[In our area,] politics is no longer a domain monopolized by men, but rather [a kind of] social work that is available to both sexes without discrimination.

Q: In your opinion what is the importance of having women participate in politics in relation to the future of Syria?

The Syrian revolution was mainly caused by [a desire] to change the existing reality. Complaints weren’t directed against individuals, but rather against an administrative system that didn’t realize the freedoms and rights of the Syrian society and its components.

The new system in Syria must be democratic above all else, and therefore women’s participation in establishing this system is a must. Depending politically on one pattern, one gender and one vision will ultimately lead to fascism.

The effective participation of women in establishing a new system in Syria implies transcending one-sided politics monopolized by men. It would mean the participation of more half of society in political decision making. This is very important in order to develop a democratic culture.

[We need] a vision that transcends nationalism, religious intolerance, sexism and every form of intolerance that doesn’t serve the Syrian society.

Women did not play a part, effectively, in the politics of ideological, religious and sectarian intolerance that we were used to. [I believe] women are more flexible than men when it comes to dealing with diversity. They are more inclined to transcend the classic model of politics, and they can play an important role in establishing a political reality that serves the democracy and respects the ethnic, religious, sectarian and linguistic diversity that characterizes Syria.

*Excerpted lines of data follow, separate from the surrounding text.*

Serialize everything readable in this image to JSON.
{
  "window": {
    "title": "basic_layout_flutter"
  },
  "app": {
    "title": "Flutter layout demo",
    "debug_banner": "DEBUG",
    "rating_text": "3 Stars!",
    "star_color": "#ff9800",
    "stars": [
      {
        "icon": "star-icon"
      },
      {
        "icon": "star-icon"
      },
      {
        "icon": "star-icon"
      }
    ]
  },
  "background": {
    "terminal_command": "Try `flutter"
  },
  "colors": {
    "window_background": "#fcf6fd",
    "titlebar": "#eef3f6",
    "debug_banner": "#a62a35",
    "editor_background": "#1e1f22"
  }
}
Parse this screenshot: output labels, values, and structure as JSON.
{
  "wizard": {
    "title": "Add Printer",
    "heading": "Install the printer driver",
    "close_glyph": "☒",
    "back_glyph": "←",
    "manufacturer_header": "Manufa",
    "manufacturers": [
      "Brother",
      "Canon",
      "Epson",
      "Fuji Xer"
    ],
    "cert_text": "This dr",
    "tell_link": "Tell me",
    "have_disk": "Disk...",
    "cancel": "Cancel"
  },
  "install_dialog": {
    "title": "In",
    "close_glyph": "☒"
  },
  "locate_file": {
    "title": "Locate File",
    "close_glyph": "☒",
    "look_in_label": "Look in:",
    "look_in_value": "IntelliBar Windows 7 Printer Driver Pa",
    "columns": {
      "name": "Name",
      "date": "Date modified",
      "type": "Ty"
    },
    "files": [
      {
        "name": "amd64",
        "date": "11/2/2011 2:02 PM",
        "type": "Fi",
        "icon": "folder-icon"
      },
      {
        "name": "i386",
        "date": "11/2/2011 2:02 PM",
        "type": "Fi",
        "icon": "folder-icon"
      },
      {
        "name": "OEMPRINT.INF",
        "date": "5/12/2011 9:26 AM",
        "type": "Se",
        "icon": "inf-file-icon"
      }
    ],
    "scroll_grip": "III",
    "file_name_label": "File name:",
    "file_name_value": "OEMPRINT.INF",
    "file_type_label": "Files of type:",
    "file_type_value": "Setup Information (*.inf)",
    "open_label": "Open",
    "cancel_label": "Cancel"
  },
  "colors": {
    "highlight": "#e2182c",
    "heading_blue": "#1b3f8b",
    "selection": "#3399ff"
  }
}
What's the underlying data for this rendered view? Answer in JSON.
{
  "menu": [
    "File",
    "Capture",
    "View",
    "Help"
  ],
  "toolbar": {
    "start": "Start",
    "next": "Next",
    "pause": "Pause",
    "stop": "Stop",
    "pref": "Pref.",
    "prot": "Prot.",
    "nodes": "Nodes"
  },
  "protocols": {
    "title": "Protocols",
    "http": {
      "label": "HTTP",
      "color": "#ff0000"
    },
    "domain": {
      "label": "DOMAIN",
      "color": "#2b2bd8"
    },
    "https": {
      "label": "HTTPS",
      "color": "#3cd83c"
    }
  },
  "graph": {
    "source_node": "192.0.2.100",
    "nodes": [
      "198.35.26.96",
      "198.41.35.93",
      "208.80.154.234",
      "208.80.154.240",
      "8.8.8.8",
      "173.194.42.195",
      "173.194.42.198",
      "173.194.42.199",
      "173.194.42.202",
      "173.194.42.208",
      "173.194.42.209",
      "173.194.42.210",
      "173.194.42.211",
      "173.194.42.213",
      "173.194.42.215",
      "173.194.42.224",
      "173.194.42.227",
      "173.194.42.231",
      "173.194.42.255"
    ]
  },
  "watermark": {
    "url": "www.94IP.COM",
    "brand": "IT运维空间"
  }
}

Q: What can be done to increase women’s participation?

It is important to change the internal structures of political parties and to open up the field to women. [The Self-Administration has] mandated a 50 percent quota [for women], so now the political parties have to fill this. But we need to transfer this from electoral law to the culture and morals in the society, as a first step.

Furthermore, I think that the role of the media carries great significance in encouraging women [to participate in politics]. Raising political and cultural awareness is important in order to encourage women to enter this domain. Education is also important, and a curriculum must be developed that raises awareness about women’s role in building society, as well as the importance of their participation in the decision-making process and forming our future.

Alice Al Maleh

Alice Al Maleh holds a bachelor’s degree in Political Science from University of Copenhagen. She has studied Arabic independently since 2013 and most recently with Sijal Institute in 2017-2018.

Mohammad Abdulssattar Ibrahim

Mohammad is from Amouda in Hasakah province. He moved to Jordan in 2004. Mohammad started work with the Syrian Revolution LCC in Amman by doing reporting and coordinating protests. After that he did volunteer work for refugees in Amman.